── INPUT RECORDS ──

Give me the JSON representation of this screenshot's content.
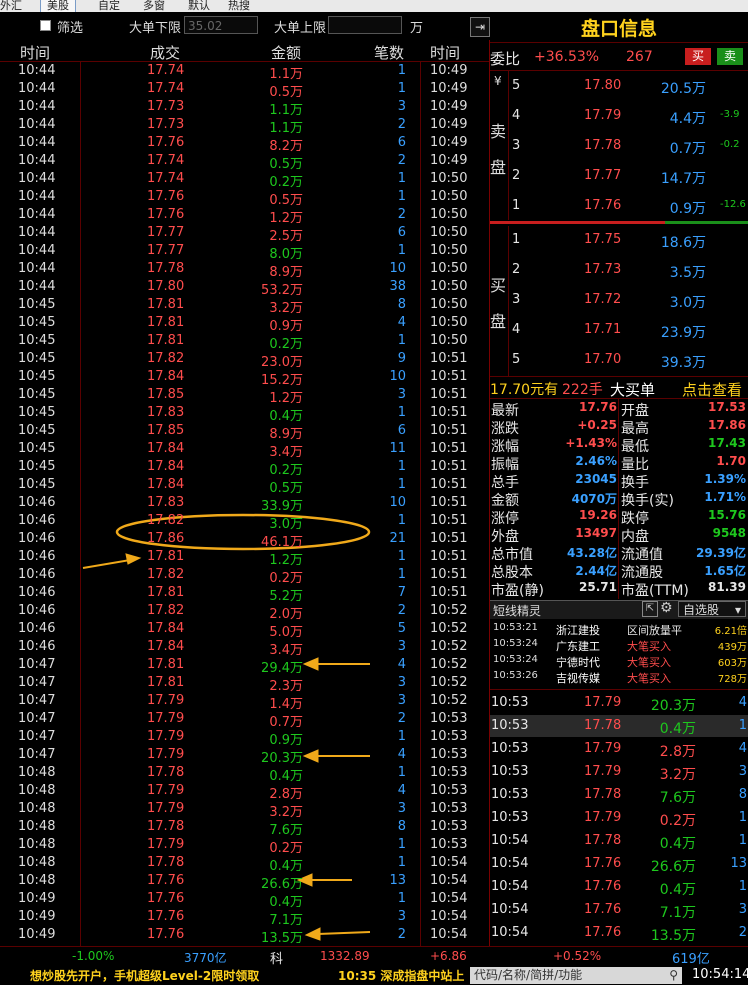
{
  "menu": [
    "外汇",
    "美股",
    "自定",
    "多窗",
    "默认",
    "热搜"
  ],
  "filter": {
    "filter_label": "筛选",
    "lower_label": "大单下限",
    "lower_value": "35.02",
    "upper_label": "大单上限",
    "upper_value": "",
    "unit": "万",
    "arrow_icon": "arrow-right-icon"
  },
  "table_headers": [
    "时间",
    "成交",
    "金额",
    "笔数",
    "时间"
  ],
  "trades": [
    {
      "t": "10:44",
      "p": "17.74",
      "a": "1.1万",
      "c": "1",
      "t2": "10:49",
      "pc": "red",
      "ac": "red"
    },
    {
      "t": "10:44",
      "p": "17.74",
      "a": "0.5万",
      "c": "1",
      "t2": "10:49",
      "pc": "red",
      "ac": "red"
    },
    {
      "t": "10:44",
      "p": "17.73",
      "a": "1.1万",
      "c": "3",
      "t2": "10:49",
      "pc": "red",
      "ac": "green"
    },
    {
      "t": "10:44",
      "p": "17.73",
      "a": "1.1万",
      "c": "2",
      "t2": "10:49",
      "pc": "red",
      "ac": "green"
    },
    {
      "t": "10:44",
      "p": "17.76",
      "a": "8.2万",
      "c": "6",
      "t2": "10:49",
      "pc": "red",
      "ac": "red"
    },
    {
      "t": "10:44",
      "p": "17.74",
      "a": "0.5万",
      "c": "2",
      "t2": "10:49",
      "pc": "red",
      "ac": "green"
    },
    {
      "t": "10:44",
      "p": "17.74",
      "a": "0.2万",
      "c": "1",
      "t2": "10:50",
      "pc": "red",
      "ac": "green"
    },
    {
      "t": "10:44",
      "p": "17.76",
      "a": "0.5万",
      "c": "1",
      "t2": "10:50",
      "pc": "red",
      "ac": "red"
    },
    {
      "t": "10:44",
      "p": "17.76",
      "a": "1.2万",
      "c": "2",
      "t2": "10:50",
      "pc": "red",
      "ac": "red"
    },
    {
      "t": "10:44",
      "p": "17.77",
      "a": "2.5万",
      "c": "6",
      "t2": "10:50",
      "pc": "red",
      "ac": "red"
    },
    {
      "t": "10:44",
      "p": "17.77",
      "a": "8.0万",
      "c": "1",
      "t2": "10:50",
      "pc": "red",
      "ac": "green"
    },
    {
      "t": "10:44",
      "p": "17.78",
      "a": "8.9万",
      "c": "10",
      "t2": "10:50",
      "pc": "red",
      "ac": "red"
    },
    {
      "t": "10:44",
      "p": "17.80",
      "a": "53.2万",
      "c": "38",
      "t2": "10:50",
      "pc": "red",
      "ac": "red"
    },
    {
      "t": "10:45",
      "p": "17.81",
      "a": "3.2万",
      "c": "8",
      "t2": "10:50",
      "pc": "red",
      "ac": "red"
    },
    {
      "t": "10:45",
      "p": "17.81",
      "a": "0.9万",
      "c": "4",
      "t2": "10:50",
      "pc": "red",
      "ac": "red"
    },
    {
      "t": "10:45",
      "p": "17.81",
      "a": "0.2万",
      "c": "1",
      "t2": "10:50",
      "pc": "red",
      "ac": "green"
    },
    {
      "t": "10:45",
      "p": "17.82",
      "a": "23.0万",
      "c": "9",
      "t2": "10:51",
      "pc": "red",
      "ac": "red"
    },
    {
      "t": "10:45",
      "p": "17.84",
      "a": "15.2万",
      "c": "10",
      "t2": "10:51",
      "pc": "red",
      "ac": "red"
    },
    {
      "t": "10:45",
      "p": "17.85",
      "a": "1.2万",
      "c": "3",
      "t2": "10:51",
      "pc": "red",
      "ac": "red"
    },
    {
      "t": "10:45",
      "p": "17.83",
      "a": "0.4万",
      "c": "1",
      "t2": "10:51",
      "pc": "red",
      "ac": "green"
    },
    {
      "t": "10:45",
      "p": "17.85",
      "a": "8.9万",
      "c": "6",
      "t2": "10:51",
      "pc": "red",
      "ac": "red"
    },
    {
      "t": "10:45",
      "p": "17.84",
      "a": "3.4万",
      "c": "11",
      "t2": "10:51",
      "pc": "red",
      "ac": "red"
    },
    {
      "t": "10:45",
      "p": "17.84",
      "a": "0.2万",
      "c": "1",
      "t2": "10:51",
      "pc": "red",
      "ac": "green"
    },
    {
      "t": "10:45",
      "p": "17.84",
      "a": "0.5万",
      "c": "1",
      "t2": "10:51",
      "pc": "red",
      "ac": "green"
    },
    {
      "t": "10:46",
      "p": "17.83",
      "a": "33.9万",
      "c": "10",
      "t2": "10:51",
      "pc": "red",
      "ac": "green"
    },
    {
      "t": "10:46",
      "p": "17.82",
      "a": "3.0万",
      "c": "1",
      "t2": "10:51",
      "pc": "red",
      "ac": "green"
    },
    {
      "t": "10:46",
      "p": "17.86",
      "a": "46.1万",
      "c": "21",
      "t2": "10:51",
      "pc": "red",
      "ac": "red"
    },
    {
      "t": "10:46",
      "p": "17.81",
      "a": "1.2万",
      "c": "1",
      "t2": "10:51",
      "pc": "red",
      "ac": "green"
    },
    {
      "t": "10:46",
      "p": "17.82",
      "a": "0.2万",
      "c": "1",
      "t2": "10:51",
      "pc": "red",
      "ac": "red"
    },
    {
      "t": "10:46",
      "p": "17.81",
      "a": "5.2万",
      "c": "7",
      "t2": "10:51",
      "pc": "red",
      "ac": "green"
    },
    {
      "t": "10:46",
      "p": "17.82",
      "a": "2.0万",
      "c": "2",
      "t2": "10:52",
      "pc": "red",
      "ac": "red"
    },
    {
      "t": "10:46",
      "p": "17.84",
      "a": "5.0万",
      "c": "5",
      "t2": "10:52",
      "pc": "red",
      "ac": "red"
    },
    {
      "t": "10:46",
      "p": "17.84",
      "a": "3.4万",
      "c": "3",
      "t2": "10:52",
      "pc": "red",
      "ac": "red"
    },
    {
      "t": "10:47",
      "p": "17.81",
      "a": "29.4万",
      "c": "4",
      "t2": "10:52",
      "pc": "red",
      "ac": "green"
    },
    {
      "t": "10:47",
      "p": "17.81",
      "a": "2.3万",
      "c": "3",
      "t2": "10:52",
      "pc": "red",
      "ac": "red"
    },
    {
      "t": "10:47",
      "p": "17.79",
      "a": "1.4万",
      "c": "3",
      "t2": "10:52",
      "pc": "red",
      "ac": "red"
    },
    {
      "t": "10:47",
      "p": "17.79",
      "a": "0.7万",
      "c": "2",
      "t2": "10:53",
      "pc": "red",
      "ac": "red"
    },
    {
      "t": "10:47",
      "p": "17.79",
      "a": "0.9万",
      "c": "1",
      "t2": "10:53",
      "pc": "red",
      "ac": "green"
    },
    {
      "t": "10:47",
      "p": "17.79",
      "a": "20.3万",
      "c": "4",
      "t2": "10:53",
      "pc": "red",
      "ac": "green"
    },
    {
      "t": "10:48",
      "p": "17.78",
      "a": "0.4万",
      "c": "1",
      "t2": "10:53",
      "pc": "red",
      "ac": "green"
    },
    {
      "t": "10:48",
      "p": "17.79",
      "a": "2.8万",
      "c": "4",
      "t2": "10:53",
      "pc": "red",
      "ac": "red"
    },
    {
      "t": "10:48",
      "p": "17.79",
      "a": "3.2万",
      "c": "3",
      "t2": "10:53",
      "pc": "red",
      "ac": "red"
    },
    {
      "t": "10:48",
      "p": "17.78",
      "a": "7.6万",
      "c": "8",
      "t2": "10:53",
      "pc": "red",
      "ac": "green"
    },
    {
      "t": "10:48",
      "p": "17.79",
      "a": "0.2万",
      "c": "1",
      "t2": "10:53",
      "pc": "red",
      "ac": "red"
    },
    {
      "t": "10:48",
      "p": "17.78",
      "a": "0.4万",
      "c": "1",
      "t2": "10:54",
      "pc": "red",
      "ac": "green"
    },
    {
      "t": "10:48",
      "p": "17.76",
      "a": "26.6万",
      "c": "13",
      "t2": "10:54",
      "pc": "red",
      "ac": "green"
    },
    {
      "t": "10:49",
      "p": "17.76",
      "a": "0.4万",
      "c": "1",
      "t2": "10:54",
      "pc": "red",
      "ac": "green"
    },
    {
      "t": "10:49",
      "p": "17.76",
      "a": "7.1万",
      "c": "3",
      "t2": "10:54",
      "pc": "red",
      "ac": "green"
    },
    {
      "t": "10:49",
      "p": "17.76",
      "a": "13.5万",
      "c": "2",
      "t2": "10:54",
      "pc": "red",
      "ac": "green"
    }
  ],
  "panel": {
    "title": "盘口信息",
    "weibi_label": "委比",
    "weibi_value": "+36.53%",
    "weicha_value": "267",
    "buy_btn": "买",
    "sell_btn": "卖",
    "sell_label": [
      "¥",
      "卖",
      "盘"
    ],
    "buy_label": [
      "买",
      "盘"
    ],
    "asks": [
      {
        "lvl": "5",
        "p": "17.80",
        "v": "20.5万",
        "chg": ""
      },
      {
        "lvl": "4",
        "p": "17.79",
        "v": "4.4万",
        "chg": "-3.9"
      },
      {
        "lvl": "3",
        "p": "17.78",
        "v": "0.7万",
        "chg": "-0.2"
      },
      {
        "lvl": "2",
        "p": "17.77",
        "v": "14.7万",
        "chg": ""
      },
      {
        "lvl": "1",
        "p": "17.76",
        "v": "0.9万",
        "chg": "-12.6"
      }
    ],
    "bids": [
      {
        "lvl": "1",
        "p": "17.75",
        "v": "18.6万"
      },
      {
        "lvl": "2",
        "p": "17.73",
        "v": "3.5万"
      },
      {
        "lvl": "3",
        "p": "17.72",
        "v": "3.0万"
      },
      {
        "lvl": "4",
        "p": "17.71",
        "v": "23.9万"
      },
      {
        "lvl": "5",
        "p": "17.70",
        "v": "39.3万"
      }
    ],
    "bigbuy_price": "17.70元有",
    "bigbuy_qty": "222手",
    "bigbuy_label": "大买单",
    "bigbuy_link": "点击查看",
    "stats_left": [
      {
        "k": "最新",
        "v": "17.76",
        "c": "red"
      },
      {
        "k": "涨跌",
        "v": "+0.25",
        "c": "red"
      },
      {
        "k": "涨幅",
        "v": "+1.43%",
        "c": "red"
      },
      {
        "k": "振幅",
        "v": "2.46%",
        "c": "blue"
      },
      {
        "k": "总手",
        "v": "23045",
        "c": "blue"
      },
      {
        "k": "金额",
        "v": "4070万",
        "c": "blue"
      },
      {
        "k": "涨停",
        "v": "19.26",
        "c": "red"
      },
      {
        "k": "外盘",
        "v": "13497",
        "c": "red"
      },
      {
        "k": "总市值",
        "v": "43.28亿",
        "c": "blue"
      },
      {
        "k": "总股本",
        "v": "2.44亿",
        "c": "blue"
      },
      {
        "k": "市盈(静)",
        "v": "25.71",
        "c": "white"
      }
    ],
    "stats_right": [
      {
        "k": "开盘",
        "v": "17.53",
        "c": "red"
      },
      {
        "k": "最高",
        "v": "17.86",
        "c": "red"
      },
      {
        "k": "最低",
        "v": "17.43",
        "c": "green"
      },
      {
        "k": "量比",
        "v": "1.70",
        "c": "red"
      },
      {
        "k": "换手",
        "v": "1.39%",
        "c": "blue"
      },
      {
        "k": "换手(实)",
        "v": "1.71%",
        "c": "blue"
      },
      {
        "k": "跌停",
        "v": "15.76",
        "c": "green"
      },
      {
        "k": "内盘",
        "v": "9548",
        "c": "green"
      },
      {
        "k": "流通值",
        "v": "29.39亿",
        "c": "blue"
      },
      {
        "k": "流通股",
        "v": "1.65亿",
        "c": "blue"
      },
      {
        "k": "市盈(TTM)",
        "v": "81.39",
        "c": "white"
      }
    ],
    "sprite_tab": "短线精灵",
    "watchlist_btn": "自选股",
    "sprite_rows": [
      {
        "time": "10:53:21",
        "name": "浙江建投",
        "event": "区间放量平",
        "val": "6.21倍",
        "ec": "white"
      },
      {
        "time": "10:53:24",
        "name": "广东建工",
        "event": "大笔买入",
        "val": "439万",
        "ec": "red"
      },
      {
        "time": "10:53:24",
        "name": "宁德时代",
        "event": "大笔买入",
        "val": "603万",
        "ec": "red"
      },
      {
        "time": "10:53:26",
        "name": "吉视传媒",
        "event": "大笔买入",
        "val": "728万",
        "ec": "red"
      }
    ],
    "ticks": [
      {
        "t": "10:53",
        "p": "17.79",
        "v": "20.3万",
        "n": "4",
        "vc": "green"
      },
      {
        "t": "10:53",
        "p": "17.78",
        "v": "0.4万",
        "n": "1",
        "vc": "green"
      },
      {
        "t": "10:53",
        "p": "17.79",
        "v": "2.8万",
        "n": "4",
        "vc": "red"
      },
      {
        "t": "10:53",
        "p": "17.79",
        "v": "3.2万",
        "n": "3",
        "vc": "red"
      },
      {
        "t": "10:53",
        "p": "17.78",
        "v": "7.6万",
        "n": "8",
        "vc": "green"
      },
      {
        "t": "10:53",
        "p": "17.79",
        "v": "0.2万",
        "n": "1",
        "vc": "red"
      },
      {
        "t": "10:54",
        "p": "17.78",
        "v": "0.4万",
        "n": "1",
        "vc": "green"
      },
      {
        "t": "10:54",
        "p": "17.76",
        "v": "26.6万",
        "n": "13",
        "vc": "green"
      },
      {
        "t": "10:54",
        "p": "17.76",
        "v": "0.4万",
        "n": "1",
        "vc": "green"
      },
      {
        "t": "10:54",
        "p": "17.76",
        "v": "7.1万",
        "n": "3",
        "vc": "green"
      },
      {
        "t": "10:54",
        "p": "17.76",
        "v": "13.5万",
        "n": "2",
        "vc": "green"
      }
    ]
  },
  "footer": {
    "idx1_pct": "-1.00%",
    "idx1_amt": "3770亿",
    "idx2_name": "科",
    "idx2_val": "1332.89",
    "idx2_chg": "+6.86",
    "idx2_pct": "+0.52%",
    "idx2_amt": "619亿",
    "ticker": "想炒股先开户，手机超级Level-2限时领取",
    "news": "10:35 深成指盘中站上",
    "search_placeholder": "代码/名称/简拼/功能",
    "clock": "10:54:14"
  },
  "colors": {
    "red": "#ff4d4d",
    "green": "#1ec81e",
    "blue": "#3aa0ff",
    "yellow": "#ffd21e",
    "highlight": "#f0a91a"
  }
}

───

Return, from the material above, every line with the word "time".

**EXPECTED ANSWER:**
        "time": "10:53:21",
        "time": "10:53:24",
        "time": "10:53:24",
        "time": "10:53:26",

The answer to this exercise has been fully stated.